At the same time the industrial revolution in America created demand for unskilled labor in various industries. This was enough to lure many Portuguese, mainly Azorean, to Fall River to take jobs in the textile and whaling industries. Immigrants kept in contact with their relatives in the homeland and eventually these relatives joined their loved ones here in America. This process of “chain migration” continued from generation to generation making Fall River a hot spot for Portuguese immigrants.

In Fall River new immigrants found familiarity in an enclave of people like themselves. Even when some factory jobs dried up, immigrants kept coming to Fall River. They felt comfortable continuing their traditions amongst those who spoke the language and practiced the customs of the homeland. The concentration of Portuguese in Fall River remains high today where they are 50% of the total population.
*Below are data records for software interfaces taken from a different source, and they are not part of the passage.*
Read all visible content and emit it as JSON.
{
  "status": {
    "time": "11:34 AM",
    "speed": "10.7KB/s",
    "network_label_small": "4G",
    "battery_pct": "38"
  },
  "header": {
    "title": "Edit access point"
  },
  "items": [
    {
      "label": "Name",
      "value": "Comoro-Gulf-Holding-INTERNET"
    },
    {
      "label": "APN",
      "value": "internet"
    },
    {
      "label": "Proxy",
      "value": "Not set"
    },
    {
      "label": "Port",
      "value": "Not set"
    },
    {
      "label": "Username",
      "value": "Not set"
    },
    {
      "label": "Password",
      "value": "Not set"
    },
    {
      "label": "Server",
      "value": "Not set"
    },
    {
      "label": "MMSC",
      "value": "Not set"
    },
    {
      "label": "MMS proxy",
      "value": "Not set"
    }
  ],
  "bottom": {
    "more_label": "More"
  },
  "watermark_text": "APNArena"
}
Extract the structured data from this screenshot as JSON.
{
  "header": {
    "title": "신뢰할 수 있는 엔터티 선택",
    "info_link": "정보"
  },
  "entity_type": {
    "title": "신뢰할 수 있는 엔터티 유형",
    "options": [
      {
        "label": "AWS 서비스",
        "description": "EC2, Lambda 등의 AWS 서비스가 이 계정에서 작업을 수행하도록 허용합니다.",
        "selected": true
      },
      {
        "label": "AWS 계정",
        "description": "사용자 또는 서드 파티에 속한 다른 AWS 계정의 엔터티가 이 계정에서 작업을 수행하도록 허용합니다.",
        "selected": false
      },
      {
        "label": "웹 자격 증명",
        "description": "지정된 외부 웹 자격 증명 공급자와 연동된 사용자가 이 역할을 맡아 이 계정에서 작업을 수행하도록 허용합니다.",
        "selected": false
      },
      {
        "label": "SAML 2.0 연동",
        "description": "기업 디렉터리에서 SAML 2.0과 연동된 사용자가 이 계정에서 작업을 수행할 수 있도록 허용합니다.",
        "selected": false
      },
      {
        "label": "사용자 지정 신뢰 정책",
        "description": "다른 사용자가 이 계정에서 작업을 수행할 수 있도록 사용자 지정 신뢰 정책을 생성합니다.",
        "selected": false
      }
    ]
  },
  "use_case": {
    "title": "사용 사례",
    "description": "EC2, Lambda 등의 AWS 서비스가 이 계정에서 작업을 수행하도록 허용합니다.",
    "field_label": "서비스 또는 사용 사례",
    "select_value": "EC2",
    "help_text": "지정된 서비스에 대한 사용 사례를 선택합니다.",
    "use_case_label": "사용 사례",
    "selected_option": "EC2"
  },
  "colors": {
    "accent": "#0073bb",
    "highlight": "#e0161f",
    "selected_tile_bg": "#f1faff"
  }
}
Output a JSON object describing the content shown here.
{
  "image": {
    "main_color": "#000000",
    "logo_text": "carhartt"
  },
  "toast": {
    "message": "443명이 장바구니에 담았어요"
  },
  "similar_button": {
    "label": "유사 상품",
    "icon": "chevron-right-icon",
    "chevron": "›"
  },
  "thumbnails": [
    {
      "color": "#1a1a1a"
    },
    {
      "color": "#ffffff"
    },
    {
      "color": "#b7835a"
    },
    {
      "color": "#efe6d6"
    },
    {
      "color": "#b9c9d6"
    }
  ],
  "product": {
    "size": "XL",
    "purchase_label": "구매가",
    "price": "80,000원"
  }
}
Today immigrants and descendants of immigrants work in the many blue collar and service occupations in Fall River. The concentration of Portuguese in Fall River accompanied by the continued influx of new immigrants assures that Portuguese culture remains alive today.

Saturday, March 15, 2008

My Cultural Site: Fall River

The site for my cultural encounter is the city of Fall River, Massachusetts. Fall River is an old mill town that is situated on Mount Hope Bay in southeastern Massachusetts. It is a city of around 90,000 mainly working class people. Over the years many immigrants have come to Fall River, drawn to jobs in the fishing industry. Textile factories also provided steady employment for new citizens. Starting in the late 19th century and continuing until today many Portuguese have settled in Fall River. The wave of Portuguese immigration started with people coming from the islands of Portugal (Azores, Madeira) with mainlanders following more recently. This has resulted in almost 50% of current Fall River residents claiming Portuguese ancestry.

Crossing over the Braga Bridge Fall River appears on a large hill sloping towards the water. Boats line the harbor under the bridge hinting of the city’s fishing past. Rising up the hill and away from the water are a mix of huge former factories, tenements and some modern commercial buildings. There is little green space; the buildings are crowded together bordered by concrete and asphalt. Even though some of the stores and houses are brightly colored, the city appears worn, a little past its prime. It is easy to see from the storefronts that many Portuguese live here. The Madeirena Club. Fereira’s Market. Estoril Restaurant. The Espirito Santo Church. It is in this setting that the tens of thousands of Portuguese residents in Fall River work, worship, and enjoy their lives

Friday, March 14, 2008

My cross-cultural encounter

I grew up in Barrington, Rhode Island. Barrington is a very white affluent bedroom community viewed as a great place to raise children, as the school system is the best in the state. With this in mind, for my cultural encounter I wish to explore another culture that I suspect is different from the one I experienced in Barrington. I have decided on the city of Fall River and its many Portuguese-speaking inhabitants as the site for my cultural encounter. Not only are there many people of Portuguese decent in Fall River, there are also a significant population of first generation immigrants. There is a strong Portuguese presence in Rhode Island yet not where I grew up. By immersing myself in the culture of the Portuguese in Fall River I hope to learn more about their worldview and in the process more about my neighbors. Furthermore, I hope to learn more about myself by contrasting the way I live with that of those in Fall River who have recently arrived from Portugal.

Because Fall River is not very far away from either Wheaton or my hometown of Barrington I hope to make multiple trips to gain first person inspiration for my blog. I am optimistic, as I know there are many Portuguese festivals, dances, and other social events in Fall River that will lend substance, and maybe some photos, to this blog.